UC Davis researchers discover new source of brain cells
Discovery could speed progress on stem cell treatments of brain disorders
Twenty-six years after scientists first suspected their existence, UC Davis researchers provide definitive evidence that certain neural progenitor cells, which can be identified by their expression of a myelin gene promoter, are present throughout the adult brain and spinal cord, and that these cells are capable of differentiating into neurons.
“Neural progenitor cells have the capacity to self-renew and to form many types of nerve cells,” said David Pleasure, director of the UC Davis Institute for Pediatric Regenerative Medicine.
Using genetic fate mapping — a technique for detailing the developmental path of cells — Pleasure and his team found that cells known as PPEPs (pronounced pee-peps) differentiate into the three main types of neural cells: astrocytes, oligodendrocytes and neurons. Neurons are the main cells of the brain, responsible for communicating with each other and responding to stimuli. The other two cell types — known as glial cells — play supporting roles in brain functions.
“After all these years, we can really start calling PPEPs stem cells,” said Pleasure, also a UC Davis professor of neurology.
The findings, reported in June 2009 issue of the Journal of Neuroscience, open up a new way of thinking about using multipotent progenitor cells to treat diseases of the brain and spinal cord, such as Huntington’s disease and traumatic brain injury. Now the UC Davis team and other stem cell scientists have a new class of endogenous neural progenitor cells with which to work.

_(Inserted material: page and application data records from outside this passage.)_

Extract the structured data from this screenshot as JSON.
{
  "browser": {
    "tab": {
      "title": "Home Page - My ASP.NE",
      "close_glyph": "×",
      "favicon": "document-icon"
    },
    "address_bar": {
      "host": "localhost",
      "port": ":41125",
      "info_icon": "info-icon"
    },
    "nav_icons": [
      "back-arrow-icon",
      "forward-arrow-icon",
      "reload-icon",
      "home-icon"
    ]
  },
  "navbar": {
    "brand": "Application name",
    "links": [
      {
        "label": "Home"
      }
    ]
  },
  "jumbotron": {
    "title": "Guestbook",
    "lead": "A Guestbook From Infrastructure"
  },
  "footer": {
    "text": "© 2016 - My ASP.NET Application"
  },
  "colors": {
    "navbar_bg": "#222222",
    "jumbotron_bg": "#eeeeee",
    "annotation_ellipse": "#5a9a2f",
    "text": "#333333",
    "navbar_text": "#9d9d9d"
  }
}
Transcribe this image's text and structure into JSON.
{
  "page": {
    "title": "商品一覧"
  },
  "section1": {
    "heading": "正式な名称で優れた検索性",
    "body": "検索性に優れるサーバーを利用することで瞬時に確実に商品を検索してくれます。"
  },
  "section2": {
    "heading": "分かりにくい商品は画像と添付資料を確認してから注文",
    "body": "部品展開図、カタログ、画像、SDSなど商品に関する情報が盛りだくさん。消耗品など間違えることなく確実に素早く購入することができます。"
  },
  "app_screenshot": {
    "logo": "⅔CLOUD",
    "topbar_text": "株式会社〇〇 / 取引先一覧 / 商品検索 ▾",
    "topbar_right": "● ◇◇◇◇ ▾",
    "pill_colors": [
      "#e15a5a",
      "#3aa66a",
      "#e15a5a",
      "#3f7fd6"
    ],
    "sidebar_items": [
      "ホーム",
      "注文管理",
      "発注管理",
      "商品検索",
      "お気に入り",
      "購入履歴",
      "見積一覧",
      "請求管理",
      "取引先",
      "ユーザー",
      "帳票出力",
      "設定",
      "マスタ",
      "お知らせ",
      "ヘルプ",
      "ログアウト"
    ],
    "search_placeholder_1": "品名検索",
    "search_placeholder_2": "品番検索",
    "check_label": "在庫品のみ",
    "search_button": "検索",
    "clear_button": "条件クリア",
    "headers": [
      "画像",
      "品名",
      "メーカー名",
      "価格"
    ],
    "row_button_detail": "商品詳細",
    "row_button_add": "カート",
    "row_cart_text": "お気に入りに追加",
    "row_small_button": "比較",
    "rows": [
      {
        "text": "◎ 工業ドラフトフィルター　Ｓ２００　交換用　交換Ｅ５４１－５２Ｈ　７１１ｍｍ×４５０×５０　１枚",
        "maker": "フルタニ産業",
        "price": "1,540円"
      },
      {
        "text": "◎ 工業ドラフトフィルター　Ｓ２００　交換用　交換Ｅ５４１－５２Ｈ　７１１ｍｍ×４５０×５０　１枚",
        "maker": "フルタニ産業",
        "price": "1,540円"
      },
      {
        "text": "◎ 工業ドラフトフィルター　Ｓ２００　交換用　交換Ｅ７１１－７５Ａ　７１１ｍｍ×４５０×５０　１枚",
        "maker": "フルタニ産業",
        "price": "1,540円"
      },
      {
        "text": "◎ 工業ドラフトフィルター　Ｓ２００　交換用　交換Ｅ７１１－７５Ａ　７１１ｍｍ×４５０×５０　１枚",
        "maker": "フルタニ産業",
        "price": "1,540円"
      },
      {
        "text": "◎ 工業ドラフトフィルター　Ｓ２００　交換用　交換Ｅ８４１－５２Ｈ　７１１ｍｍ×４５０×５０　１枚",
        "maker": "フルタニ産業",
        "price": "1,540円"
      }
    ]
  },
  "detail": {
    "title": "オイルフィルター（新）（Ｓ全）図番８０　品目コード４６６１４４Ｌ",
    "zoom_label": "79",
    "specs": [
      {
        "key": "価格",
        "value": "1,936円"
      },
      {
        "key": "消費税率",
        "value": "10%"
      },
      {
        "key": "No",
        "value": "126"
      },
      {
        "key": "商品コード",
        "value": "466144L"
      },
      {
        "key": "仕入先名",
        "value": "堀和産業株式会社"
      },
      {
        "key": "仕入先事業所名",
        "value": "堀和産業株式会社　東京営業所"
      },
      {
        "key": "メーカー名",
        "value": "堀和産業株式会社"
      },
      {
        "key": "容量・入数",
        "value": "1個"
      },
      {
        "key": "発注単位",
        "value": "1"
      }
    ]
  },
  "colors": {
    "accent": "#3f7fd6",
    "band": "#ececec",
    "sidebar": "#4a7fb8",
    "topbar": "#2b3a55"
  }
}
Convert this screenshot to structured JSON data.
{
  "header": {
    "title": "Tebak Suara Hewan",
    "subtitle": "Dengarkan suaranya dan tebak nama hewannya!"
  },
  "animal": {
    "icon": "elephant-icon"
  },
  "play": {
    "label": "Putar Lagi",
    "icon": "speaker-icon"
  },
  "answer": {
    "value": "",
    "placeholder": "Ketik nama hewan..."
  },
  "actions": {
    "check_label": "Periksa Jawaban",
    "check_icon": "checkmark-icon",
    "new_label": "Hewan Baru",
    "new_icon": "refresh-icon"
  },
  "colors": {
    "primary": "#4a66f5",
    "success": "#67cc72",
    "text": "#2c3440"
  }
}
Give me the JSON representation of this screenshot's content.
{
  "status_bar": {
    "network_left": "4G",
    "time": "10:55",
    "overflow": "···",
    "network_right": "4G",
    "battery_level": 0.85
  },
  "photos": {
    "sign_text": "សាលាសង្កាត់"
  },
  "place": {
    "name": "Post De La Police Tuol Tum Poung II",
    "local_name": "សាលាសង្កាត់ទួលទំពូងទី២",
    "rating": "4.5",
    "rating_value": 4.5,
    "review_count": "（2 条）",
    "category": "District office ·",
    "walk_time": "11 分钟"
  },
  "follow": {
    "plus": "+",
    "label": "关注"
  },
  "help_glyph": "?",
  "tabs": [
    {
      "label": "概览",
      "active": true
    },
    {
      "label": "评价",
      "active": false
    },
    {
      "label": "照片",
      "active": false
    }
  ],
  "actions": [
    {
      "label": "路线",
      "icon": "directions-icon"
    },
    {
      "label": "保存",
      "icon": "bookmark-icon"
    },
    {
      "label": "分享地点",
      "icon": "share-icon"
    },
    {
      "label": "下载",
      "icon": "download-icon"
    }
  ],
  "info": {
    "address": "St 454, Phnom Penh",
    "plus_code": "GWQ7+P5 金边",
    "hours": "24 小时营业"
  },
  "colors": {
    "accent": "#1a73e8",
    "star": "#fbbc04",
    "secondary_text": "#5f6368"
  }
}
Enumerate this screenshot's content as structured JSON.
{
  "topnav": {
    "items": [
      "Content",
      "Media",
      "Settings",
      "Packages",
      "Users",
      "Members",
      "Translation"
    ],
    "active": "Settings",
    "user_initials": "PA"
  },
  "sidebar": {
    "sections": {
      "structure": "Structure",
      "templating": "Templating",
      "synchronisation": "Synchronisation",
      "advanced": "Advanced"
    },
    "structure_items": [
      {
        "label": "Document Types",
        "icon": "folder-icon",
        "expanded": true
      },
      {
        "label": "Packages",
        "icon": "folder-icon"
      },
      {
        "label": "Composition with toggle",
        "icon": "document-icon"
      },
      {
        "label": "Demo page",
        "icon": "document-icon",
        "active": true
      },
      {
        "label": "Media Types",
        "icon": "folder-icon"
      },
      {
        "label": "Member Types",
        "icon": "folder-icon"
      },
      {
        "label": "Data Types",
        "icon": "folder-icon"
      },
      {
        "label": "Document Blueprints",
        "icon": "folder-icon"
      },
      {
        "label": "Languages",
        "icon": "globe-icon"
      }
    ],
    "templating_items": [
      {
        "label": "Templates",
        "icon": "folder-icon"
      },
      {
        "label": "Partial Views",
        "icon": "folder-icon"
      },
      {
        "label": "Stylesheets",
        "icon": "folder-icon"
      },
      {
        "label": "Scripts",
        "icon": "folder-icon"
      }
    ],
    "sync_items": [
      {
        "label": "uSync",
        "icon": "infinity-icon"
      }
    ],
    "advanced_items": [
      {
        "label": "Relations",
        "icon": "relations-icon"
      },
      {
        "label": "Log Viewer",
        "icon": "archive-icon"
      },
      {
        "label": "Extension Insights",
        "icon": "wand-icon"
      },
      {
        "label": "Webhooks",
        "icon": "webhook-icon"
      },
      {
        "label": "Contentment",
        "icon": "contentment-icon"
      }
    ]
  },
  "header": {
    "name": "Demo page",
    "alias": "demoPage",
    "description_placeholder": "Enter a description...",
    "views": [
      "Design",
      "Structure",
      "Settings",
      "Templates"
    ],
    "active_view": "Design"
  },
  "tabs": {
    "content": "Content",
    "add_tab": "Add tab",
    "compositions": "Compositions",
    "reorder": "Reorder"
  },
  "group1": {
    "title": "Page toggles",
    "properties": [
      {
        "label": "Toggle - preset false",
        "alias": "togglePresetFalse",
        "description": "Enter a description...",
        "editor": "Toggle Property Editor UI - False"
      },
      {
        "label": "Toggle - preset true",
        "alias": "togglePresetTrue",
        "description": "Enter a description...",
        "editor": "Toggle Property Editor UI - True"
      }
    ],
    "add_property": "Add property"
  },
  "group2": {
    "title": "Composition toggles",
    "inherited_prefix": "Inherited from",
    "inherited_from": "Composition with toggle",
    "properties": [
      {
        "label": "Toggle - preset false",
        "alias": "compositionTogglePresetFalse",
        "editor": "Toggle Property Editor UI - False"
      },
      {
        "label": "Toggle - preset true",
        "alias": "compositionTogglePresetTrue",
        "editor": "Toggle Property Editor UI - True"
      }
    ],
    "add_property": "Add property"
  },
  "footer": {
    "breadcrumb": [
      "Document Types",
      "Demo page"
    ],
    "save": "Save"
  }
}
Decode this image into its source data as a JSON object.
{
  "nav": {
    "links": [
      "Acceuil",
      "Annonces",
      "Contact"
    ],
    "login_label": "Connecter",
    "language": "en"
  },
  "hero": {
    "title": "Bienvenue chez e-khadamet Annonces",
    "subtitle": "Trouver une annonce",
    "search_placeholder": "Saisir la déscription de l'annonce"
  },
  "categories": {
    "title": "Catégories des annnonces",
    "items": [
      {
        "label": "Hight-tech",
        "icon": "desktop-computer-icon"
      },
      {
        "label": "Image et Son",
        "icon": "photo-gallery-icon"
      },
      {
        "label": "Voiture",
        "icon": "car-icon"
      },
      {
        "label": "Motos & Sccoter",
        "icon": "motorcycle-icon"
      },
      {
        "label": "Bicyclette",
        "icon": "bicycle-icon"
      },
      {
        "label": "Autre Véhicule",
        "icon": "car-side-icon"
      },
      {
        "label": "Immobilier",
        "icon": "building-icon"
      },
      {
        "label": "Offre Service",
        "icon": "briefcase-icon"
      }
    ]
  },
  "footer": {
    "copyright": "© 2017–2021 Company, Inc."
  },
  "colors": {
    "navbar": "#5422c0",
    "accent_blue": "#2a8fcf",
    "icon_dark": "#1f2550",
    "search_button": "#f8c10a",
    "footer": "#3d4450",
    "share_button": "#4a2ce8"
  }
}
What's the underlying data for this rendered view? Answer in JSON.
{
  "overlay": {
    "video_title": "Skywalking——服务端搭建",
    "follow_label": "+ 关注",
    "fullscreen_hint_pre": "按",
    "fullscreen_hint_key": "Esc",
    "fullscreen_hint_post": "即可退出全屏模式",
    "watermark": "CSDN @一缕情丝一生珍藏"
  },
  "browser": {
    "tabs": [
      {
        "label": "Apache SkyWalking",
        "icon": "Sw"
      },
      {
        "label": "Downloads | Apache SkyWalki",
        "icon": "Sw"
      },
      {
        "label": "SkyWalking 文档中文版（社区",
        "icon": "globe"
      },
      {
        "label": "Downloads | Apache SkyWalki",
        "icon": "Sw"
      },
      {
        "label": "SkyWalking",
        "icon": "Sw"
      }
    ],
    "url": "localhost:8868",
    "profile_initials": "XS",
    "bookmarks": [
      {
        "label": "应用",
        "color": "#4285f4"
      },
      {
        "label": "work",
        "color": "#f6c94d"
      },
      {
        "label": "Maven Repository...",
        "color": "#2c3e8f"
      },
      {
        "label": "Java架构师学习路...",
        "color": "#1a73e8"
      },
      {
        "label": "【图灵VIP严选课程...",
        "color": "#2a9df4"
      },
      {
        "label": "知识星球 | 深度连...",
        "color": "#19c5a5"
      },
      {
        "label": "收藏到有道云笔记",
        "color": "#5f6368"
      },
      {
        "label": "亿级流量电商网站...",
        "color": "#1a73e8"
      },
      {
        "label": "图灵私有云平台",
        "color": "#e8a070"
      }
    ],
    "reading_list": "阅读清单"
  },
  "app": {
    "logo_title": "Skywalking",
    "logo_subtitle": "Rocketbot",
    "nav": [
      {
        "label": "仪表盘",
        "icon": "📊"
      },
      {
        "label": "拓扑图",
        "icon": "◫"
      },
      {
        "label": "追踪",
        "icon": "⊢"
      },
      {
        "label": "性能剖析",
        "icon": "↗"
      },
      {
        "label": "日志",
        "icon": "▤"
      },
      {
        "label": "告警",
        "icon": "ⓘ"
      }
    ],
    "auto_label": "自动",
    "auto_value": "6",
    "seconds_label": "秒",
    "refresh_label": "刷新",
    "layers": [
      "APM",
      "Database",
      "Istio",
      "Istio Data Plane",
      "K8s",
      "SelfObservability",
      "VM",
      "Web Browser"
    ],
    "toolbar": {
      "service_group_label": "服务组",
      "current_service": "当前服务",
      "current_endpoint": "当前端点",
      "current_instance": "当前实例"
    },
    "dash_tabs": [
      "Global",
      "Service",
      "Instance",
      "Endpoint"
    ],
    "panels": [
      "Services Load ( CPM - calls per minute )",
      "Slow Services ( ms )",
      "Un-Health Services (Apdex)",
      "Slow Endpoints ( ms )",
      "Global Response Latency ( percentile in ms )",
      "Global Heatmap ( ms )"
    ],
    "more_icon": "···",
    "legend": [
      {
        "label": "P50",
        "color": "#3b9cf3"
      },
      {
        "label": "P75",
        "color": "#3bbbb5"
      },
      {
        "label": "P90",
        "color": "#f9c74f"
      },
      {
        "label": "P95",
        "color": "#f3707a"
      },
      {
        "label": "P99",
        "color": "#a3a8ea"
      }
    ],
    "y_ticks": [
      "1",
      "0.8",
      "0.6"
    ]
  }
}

“I think our findings are really going to open up the field that eventually could lead to new and better treatments for patients.”
— David Pleasure
Previously, multipotent progenitor cells were only found in specialized regions of the brain, such as those that migrate to the olfactory bulb, which is responsible for smell recognition. Because PPEPs are evenly distributed throughout the central nervous system, treatments could be developed that prompt them to differentiate and repair or replace nearby central nervous system cells. This could eliminate the need for transplanting stem cells, either from the same person or from another, to sites of damage or disease.
“This is a very important progenitor cell population in the central nervous system and I think our findings are really going to open up the field that eventually could lead to new and better treatments for patients,” Pleasure said.
UC Davis Stem Cell Program
UC Davis is taking a leading role in stem cell research, with more than 135 scientists and physicians currently working on a variety of stem cell investigations.
The university is finishing up construction on its Institute for Regenerative Cures, a facility supported by the California Institute for Regenerative Medicine.
The 90,000 square-foot research facility is located in Sacramento and will enable researchers to have access to state-of-the-art laboratories and cell manufacturing and testing rooms.
For more information, visit their Web site.
PPEPs are a subset of cells called NG2 progenitors. Scientists reported nearly three decades ago that they were able to coax NG2 progenitors into differentiating into astrocytes and oligodendrocytes in tissue cultures. These results, however, could not be duplicated in vivo, meaning that the cells could not be found in live animals.
“This led most investigators to decide the observations were a tissue-culture artifact,” explained Fuzheng Guo, the study’s first author and a postdoctoral fellow in Pleasure’s lab.
In the 1990s, researchers using modern techniques to replicate the original tissue-culture results found PPEPs in a few areas of the brain and provided the first tissue-culture evidence that the cells could be coaxed into differentiating into neurons. In the current study, the UC Davis team used fate-mapping to show that PPEPs can differentiate into neurons, astroglia and oligodendrocytes in live animals. They conducted an exhaustive anatomical study, looking at more areas of the central nervous system than previous researchers. Starting with seven-day-old mice with permanently labeled PPEP cells, the team found that when they later looked at the grown animals, all three cell types were labeled with the appropriate protein.
“The cells that came from the PPEPs were fully functional,” Guo said. “Our paper provides definitive evidence that these cells exist in vivo. Now, there no longer is any question about this issue.”
The findings are among many exciting recent discoveries for stem cell researchers, Pleasure said. In the last 10 years, for instance, scientists have dispelled the myth that humans do not create new neurons after birth.
“People have talked about transplanting from these niches, but these are small, specific areas of the brain,” explained Joyce Ma, a medical student and Ph.D. candidate who is also one of the study authors working in Pleasure’s lab. “The beauty of PPEPs is that they are scattered throughout the brain and spinal cord. If we can understand what controls their proliferation and differentiation we may be able to prod them into treating disease.”
Working toward that understanding is what Pleasure and his team will be doing next.
Additional authors of the current study were Erica McCauley and associate project scientist Peter Bannerman.
The research was supported by grants from the National Institutes of Health, the National Multiple Sclerosis Society, a pre-doctoral fellowship from the California Institute for Regenerative Medicine and a postdoctoral fellowship from the Shriner’s Hospitals for Children.